**Exercise objective**
Work through the data below and copy out every line where "einer" is found.
---- Entries shown
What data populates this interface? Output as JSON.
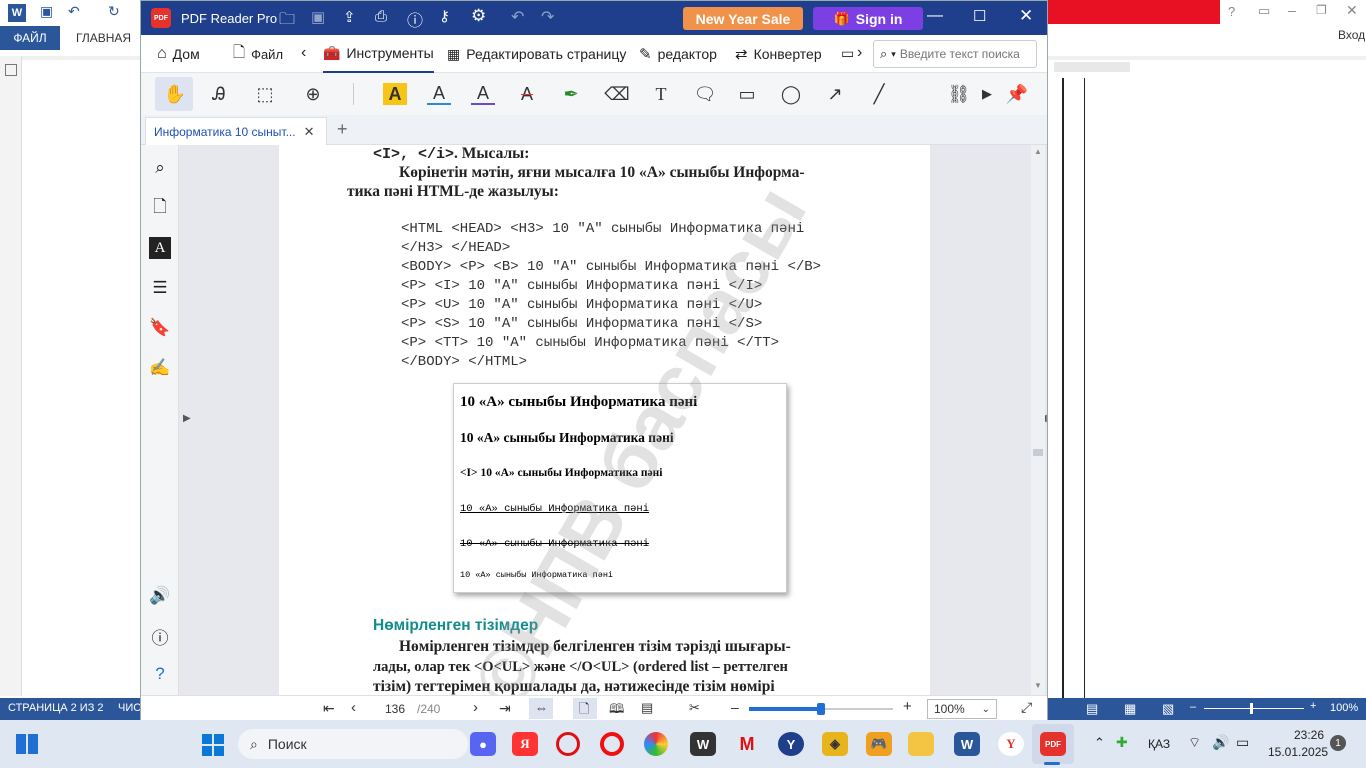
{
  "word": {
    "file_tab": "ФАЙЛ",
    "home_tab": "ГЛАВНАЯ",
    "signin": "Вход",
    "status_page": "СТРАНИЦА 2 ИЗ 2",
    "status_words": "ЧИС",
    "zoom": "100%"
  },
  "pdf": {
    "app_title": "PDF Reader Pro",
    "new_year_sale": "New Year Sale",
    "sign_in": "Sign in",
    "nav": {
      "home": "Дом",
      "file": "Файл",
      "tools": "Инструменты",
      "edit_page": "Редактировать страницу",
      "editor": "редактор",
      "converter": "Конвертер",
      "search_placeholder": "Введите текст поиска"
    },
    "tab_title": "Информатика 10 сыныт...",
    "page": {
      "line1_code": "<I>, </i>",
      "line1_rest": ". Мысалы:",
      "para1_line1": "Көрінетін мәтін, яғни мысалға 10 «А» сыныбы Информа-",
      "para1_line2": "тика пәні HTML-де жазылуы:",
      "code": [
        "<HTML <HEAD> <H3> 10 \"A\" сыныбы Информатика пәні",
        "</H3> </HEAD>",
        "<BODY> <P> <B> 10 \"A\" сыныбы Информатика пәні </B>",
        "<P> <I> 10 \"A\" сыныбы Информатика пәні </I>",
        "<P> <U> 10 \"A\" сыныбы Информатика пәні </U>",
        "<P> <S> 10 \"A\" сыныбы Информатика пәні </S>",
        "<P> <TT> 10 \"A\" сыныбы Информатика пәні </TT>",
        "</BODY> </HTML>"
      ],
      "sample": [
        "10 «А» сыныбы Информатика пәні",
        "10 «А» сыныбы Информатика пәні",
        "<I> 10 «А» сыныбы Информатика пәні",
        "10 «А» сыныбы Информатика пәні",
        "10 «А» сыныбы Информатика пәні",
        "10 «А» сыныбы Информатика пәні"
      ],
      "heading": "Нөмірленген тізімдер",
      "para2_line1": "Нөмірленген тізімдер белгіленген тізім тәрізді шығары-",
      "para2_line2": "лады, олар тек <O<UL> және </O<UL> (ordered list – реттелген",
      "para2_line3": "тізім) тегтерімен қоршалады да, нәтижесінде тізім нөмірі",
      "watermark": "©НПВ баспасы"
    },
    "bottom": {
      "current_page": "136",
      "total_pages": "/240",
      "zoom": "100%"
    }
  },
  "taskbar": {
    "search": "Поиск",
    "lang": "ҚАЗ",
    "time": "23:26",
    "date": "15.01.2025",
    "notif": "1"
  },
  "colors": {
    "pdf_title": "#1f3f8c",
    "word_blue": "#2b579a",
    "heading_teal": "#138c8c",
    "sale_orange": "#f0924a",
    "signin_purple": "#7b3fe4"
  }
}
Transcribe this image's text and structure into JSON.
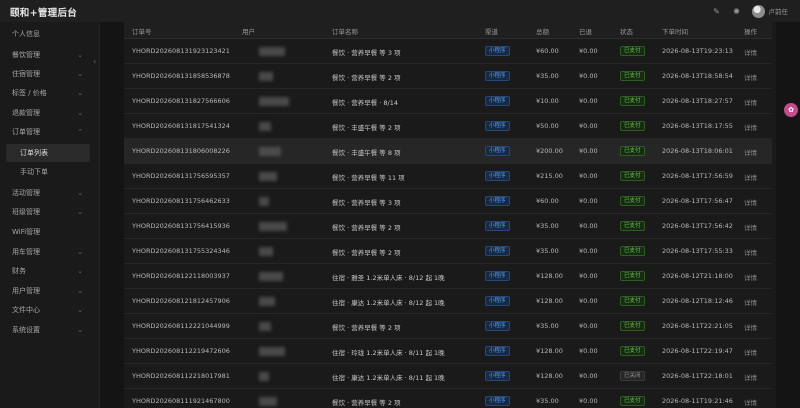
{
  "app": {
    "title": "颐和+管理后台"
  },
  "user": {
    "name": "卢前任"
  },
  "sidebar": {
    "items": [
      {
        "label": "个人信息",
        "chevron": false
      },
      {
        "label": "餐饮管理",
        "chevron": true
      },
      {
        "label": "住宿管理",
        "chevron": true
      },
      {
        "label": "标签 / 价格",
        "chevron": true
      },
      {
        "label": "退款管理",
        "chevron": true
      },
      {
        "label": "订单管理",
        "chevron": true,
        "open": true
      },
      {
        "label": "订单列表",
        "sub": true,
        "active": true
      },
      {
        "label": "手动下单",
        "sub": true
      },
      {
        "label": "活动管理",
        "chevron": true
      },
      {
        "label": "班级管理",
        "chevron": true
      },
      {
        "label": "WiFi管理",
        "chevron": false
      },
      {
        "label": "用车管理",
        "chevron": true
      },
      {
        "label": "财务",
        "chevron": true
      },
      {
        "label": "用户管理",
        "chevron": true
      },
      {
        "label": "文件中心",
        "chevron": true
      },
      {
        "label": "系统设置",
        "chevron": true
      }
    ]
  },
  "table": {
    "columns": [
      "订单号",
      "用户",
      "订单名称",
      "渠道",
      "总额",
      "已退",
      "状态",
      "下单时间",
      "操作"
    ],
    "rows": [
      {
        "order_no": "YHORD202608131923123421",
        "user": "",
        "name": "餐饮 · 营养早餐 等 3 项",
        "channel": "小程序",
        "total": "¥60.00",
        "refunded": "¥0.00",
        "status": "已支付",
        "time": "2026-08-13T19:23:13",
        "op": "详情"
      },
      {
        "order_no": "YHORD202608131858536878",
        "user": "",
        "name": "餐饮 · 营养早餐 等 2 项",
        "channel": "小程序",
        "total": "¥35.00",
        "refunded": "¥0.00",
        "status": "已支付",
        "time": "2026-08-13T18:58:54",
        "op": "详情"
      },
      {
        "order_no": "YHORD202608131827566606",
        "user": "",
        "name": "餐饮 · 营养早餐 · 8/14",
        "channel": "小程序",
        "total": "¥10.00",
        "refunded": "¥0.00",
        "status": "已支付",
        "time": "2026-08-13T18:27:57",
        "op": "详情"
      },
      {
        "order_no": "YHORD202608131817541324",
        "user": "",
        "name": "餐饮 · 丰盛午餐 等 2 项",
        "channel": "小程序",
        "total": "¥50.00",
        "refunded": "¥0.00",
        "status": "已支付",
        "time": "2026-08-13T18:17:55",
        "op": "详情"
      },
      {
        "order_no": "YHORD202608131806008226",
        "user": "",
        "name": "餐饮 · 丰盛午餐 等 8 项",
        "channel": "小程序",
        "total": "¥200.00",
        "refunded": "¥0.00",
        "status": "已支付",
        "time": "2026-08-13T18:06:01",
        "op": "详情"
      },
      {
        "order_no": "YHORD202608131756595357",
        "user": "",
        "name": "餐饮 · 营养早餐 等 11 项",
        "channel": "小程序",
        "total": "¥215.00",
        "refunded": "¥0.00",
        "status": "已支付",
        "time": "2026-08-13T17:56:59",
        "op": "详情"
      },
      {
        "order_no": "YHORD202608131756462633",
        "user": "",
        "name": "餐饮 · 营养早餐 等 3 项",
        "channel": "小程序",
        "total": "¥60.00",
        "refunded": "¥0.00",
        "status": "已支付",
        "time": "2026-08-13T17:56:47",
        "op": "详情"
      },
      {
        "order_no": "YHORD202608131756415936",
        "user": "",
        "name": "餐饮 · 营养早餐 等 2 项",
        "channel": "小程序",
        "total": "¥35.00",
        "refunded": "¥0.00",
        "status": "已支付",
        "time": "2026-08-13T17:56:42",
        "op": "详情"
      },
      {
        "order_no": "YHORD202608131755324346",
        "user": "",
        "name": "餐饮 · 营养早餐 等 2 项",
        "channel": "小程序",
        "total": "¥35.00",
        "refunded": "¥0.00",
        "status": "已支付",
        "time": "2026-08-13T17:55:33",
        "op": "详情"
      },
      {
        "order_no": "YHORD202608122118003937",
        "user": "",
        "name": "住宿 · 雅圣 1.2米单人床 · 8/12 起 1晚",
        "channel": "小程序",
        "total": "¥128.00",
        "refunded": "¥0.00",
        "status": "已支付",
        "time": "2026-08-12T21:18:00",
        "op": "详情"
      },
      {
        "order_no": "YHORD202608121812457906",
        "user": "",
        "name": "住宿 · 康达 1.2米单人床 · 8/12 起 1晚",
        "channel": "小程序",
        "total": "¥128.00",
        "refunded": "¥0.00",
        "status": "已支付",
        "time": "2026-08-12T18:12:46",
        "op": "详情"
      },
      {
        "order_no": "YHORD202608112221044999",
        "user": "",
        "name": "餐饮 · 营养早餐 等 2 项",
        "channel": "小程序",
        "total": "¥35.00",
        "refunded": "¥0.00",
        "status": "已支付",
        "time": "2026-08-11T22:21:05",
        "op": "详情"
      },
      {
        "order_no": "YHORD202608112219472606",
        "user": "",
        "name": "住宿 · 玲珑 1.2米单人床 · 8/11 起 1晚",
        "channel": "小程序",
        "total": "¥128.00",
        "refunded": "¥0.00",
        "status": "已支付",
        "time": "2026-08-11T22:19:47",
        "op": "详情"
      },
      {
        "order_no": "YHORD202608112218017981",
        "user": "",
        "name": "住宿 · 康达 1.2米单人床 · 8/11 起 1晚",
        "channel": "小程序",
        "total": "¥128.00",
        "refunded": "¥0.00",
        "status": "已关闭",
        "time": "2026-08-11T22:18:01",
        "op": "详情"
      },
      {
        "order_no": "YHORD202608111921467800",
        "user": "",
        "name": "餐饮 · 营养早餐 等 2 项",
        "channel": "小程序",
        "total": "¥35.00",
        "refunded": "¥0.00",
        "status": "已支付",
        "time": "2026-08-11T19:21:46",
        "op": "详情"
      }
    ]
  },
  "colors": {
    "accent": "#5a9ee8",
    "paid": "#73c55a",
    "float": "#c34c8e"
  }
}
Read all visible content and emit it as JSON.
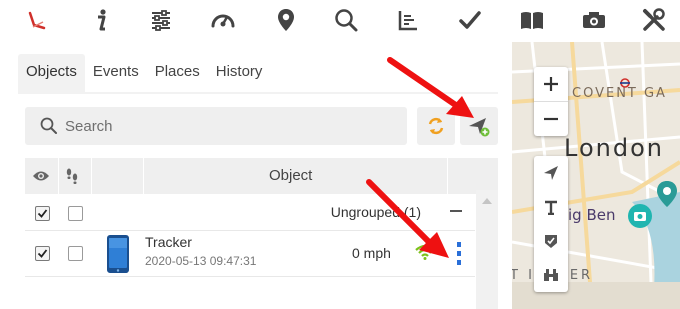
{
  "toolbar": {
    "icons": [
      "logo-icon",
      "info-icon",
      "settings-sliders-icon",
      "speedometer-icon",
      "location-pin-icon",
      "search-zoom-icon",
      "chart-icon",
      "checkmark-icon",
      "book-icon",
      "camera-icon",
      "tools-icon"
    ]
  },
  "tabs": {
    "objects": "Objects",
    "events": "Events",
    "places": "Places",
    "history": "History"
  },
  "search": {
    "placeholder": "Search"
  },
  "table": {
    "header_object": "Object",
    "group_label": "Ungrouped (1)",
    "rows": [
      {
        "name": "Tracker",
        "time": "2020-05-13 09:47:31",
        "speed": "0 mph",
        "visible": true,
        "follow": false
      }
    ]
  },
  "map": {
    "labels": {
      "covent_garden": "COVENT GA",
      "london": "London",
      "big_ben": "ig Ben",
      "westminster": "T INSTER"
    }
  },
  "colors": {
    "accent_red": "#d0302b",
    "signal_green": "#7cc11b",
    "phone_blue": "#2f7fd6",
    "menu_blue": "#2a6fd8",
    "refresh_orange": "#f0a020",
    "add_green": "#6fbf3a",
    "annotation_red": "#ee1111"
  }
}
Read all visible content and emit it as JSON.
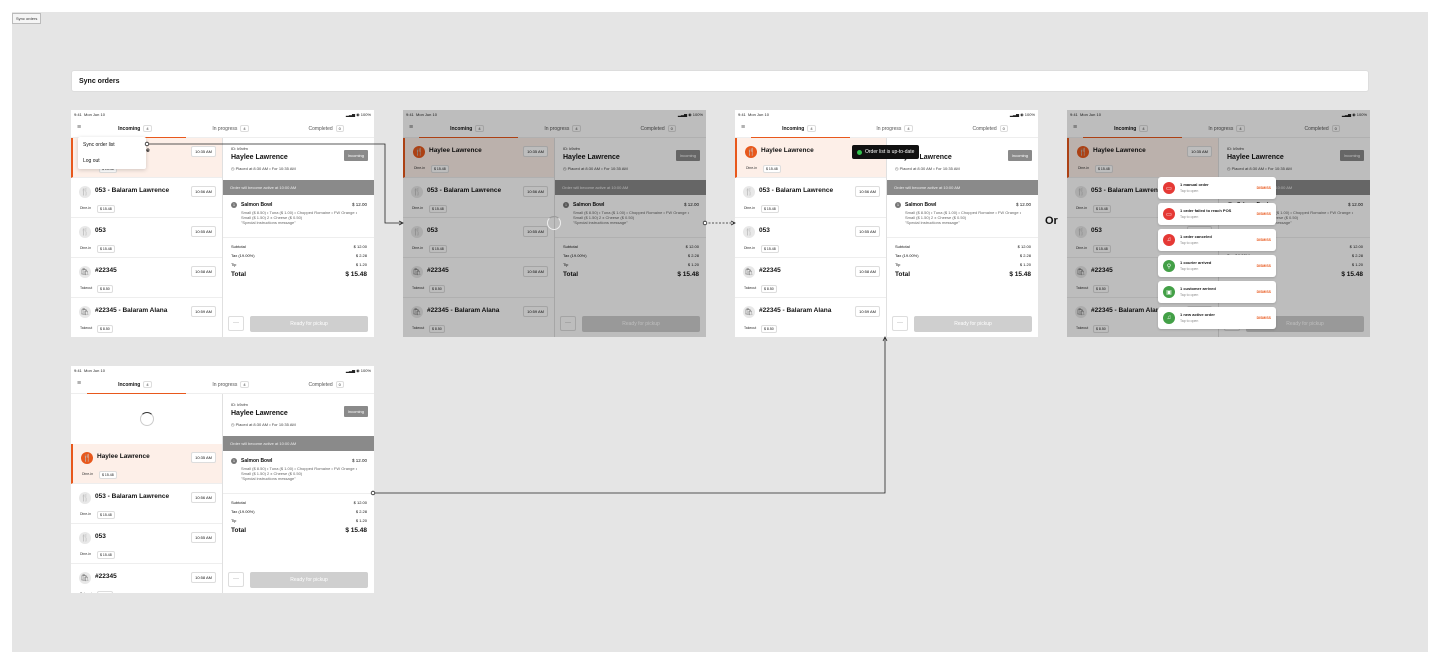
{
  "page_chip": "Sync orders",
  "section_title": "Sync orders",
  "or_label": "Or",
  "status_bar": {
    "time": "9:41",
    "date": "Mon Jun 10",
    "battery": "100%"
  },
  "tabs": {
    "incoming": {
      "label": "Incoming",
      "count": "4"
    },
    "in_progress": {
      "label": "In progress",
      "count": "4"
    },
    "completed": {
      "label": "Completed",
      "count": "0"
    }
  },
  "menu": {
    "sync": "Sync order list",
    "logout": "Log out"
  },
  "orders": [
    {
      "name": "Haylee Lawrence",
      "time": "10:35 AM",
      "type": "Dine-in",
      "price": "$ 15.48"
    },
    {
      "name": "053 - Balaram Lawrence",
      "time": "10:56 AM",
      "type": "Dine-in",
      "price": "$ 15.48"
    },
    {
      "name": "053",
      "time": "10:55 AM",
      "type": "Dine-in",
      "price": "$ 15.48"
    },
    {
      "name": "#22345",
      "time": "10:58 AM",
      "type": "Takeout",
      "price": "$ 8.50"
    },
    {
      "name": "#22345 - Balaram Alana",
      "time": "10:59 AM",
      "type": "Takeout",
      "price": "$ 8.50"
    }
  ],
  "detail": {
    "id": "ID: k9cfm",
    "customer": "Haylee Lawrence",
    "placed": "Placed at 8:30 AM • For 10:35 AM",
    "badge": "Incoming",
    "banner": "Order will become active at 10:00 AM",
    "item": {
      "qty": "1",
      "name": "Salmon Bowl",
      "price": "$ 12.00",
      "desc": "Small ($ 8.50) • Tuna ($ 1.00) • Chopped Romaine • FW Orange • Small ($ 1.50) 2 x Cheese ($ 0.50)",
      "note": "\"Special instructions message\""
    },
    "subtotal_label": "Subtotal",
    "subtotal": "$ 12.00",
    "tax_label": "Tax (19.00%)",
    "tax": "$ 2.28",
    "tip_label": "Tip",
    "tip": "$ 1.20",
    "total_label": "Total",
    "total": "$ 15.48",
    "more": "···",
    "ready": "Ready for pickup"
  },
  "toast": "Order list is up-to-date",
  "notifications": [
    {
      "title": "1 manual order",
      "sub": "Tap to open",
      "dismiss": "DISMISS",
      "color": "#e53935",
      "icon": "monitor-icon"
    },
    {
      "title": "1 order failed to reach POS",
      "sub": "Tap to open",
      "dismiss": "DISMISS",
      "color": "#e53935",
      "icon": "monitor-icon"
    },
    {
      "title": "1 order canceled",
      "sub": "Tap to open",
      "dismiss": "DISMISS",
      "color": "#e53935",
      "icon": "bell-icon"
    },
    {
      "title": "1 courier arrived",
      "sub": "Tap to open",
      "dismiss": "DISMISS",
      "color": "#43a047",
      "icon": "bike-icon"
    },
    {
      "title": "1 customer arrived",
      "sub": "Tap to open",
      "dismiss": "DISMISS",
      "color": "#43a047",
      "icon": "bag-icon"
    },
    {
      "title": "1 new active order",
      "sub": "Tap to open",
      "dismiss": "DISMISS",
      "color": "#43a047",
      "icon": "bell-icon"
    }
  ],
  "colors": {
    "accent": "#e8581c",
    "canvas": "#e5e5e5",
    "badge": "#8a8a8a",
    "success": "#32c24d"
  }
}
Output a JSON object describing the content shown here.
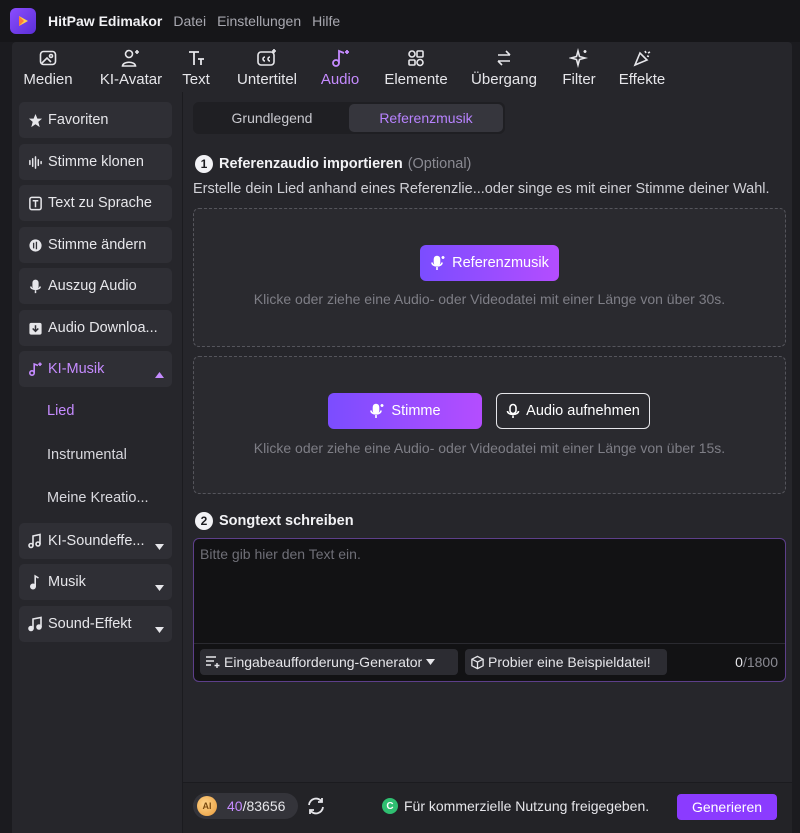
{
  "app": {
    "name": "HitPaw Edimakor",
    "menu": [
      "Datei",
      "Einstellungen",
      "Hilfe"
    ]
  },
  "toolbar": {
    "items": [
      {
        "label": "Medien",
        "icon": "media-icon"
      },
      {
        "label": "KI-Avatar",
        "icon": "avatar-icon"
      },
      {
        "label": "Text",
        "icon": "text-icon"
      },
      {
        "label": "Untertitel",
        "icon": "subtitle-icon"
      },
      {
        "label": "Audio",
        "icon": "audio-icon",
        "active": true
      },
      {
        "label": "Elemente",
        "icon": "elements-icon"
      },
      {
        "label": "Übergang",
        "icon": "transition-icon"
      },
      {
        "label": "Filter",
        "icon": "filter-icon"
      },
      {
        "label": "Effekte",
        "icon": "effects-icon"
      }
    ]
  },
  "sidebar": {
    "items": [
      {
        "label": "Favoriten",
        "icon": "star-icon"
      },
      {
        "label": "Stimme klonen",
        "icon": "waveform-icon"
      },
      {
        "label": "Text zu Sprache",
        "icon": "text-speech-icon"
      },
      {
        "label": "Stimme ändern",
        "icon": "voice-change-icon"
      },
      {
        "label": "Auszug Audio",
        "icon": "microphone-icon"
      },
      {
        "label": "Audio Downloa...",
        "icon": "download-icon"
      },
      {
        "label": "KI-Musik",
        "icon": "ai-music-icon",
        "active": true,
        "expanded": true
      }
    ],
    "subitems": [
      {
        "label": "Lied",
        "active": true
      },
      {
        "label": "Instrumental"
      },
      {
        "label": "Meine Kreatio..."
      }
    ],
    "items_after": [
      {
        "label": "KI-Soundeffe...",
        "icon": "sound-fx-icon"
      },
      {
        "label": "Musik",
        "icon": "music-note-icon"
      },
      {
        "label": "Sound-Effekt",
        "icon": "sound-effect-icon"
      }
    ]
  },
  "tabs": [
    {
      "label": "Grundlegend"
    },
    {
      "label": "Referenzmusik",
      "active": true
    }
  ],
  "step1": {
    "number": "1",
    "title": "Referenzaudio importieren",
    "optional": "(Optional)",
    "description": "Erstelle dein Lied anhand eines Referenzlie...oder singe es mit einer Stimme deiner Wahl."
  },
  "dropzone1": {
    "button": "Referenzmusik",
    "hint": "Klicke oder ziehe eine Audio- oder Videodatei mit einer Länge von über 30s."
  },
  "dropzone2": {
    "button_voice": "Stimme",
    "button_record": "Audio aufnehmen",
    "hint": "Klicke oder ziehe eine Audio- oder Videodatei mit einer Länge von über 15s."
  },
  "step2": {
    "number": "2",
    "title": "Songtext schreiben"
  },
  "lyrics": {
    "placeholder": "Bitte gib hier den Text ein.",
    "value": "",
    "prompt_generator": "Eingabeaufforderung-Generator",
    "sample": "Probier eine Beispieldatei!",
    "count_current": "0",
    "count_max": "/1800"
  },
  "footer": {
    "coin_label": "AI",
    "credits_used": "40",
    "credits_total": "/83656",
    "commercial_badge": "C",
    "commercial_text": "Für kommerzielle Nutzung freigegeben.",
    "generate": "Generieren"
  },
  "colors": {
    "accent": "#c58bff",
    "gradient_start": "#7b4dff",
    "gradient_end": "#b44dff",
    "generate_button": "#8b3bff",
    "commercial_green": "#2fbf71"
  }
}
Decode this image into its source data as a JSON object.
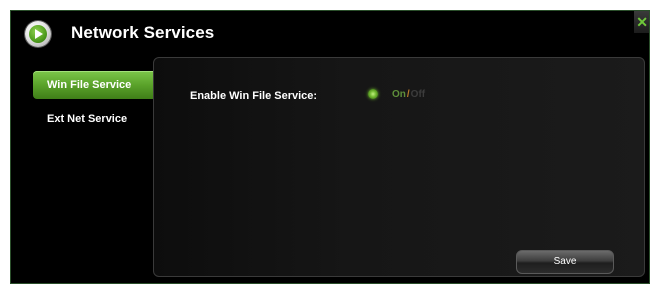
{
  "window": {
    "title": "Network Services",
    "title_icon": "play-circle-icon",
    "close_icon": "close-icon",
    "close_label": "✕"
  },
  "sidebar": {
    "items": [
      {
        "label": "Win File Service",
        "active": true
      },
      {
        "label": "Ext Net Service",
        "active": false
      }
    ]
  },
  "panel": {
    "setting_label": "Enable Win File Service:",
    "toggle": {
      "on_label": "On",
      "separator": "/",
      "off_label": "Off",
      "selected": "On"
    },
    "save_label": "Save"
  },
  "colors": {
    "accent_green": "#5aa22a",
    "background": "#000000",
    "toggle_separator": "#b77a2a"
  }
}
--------
**Solution to the exercise**
    "description": "Erstelle dein Lied anhand eines Referenzlie...oder singe es mit einer Stimme deiner Wahl."
    "hint": "Klicke oder ziehe eine Audio- oder Videodatei mit einer Länge von über 30s."
    "hint": "Klicke oder ziehe eine Audio- oder Videodatei mit einer Länge von über 15s."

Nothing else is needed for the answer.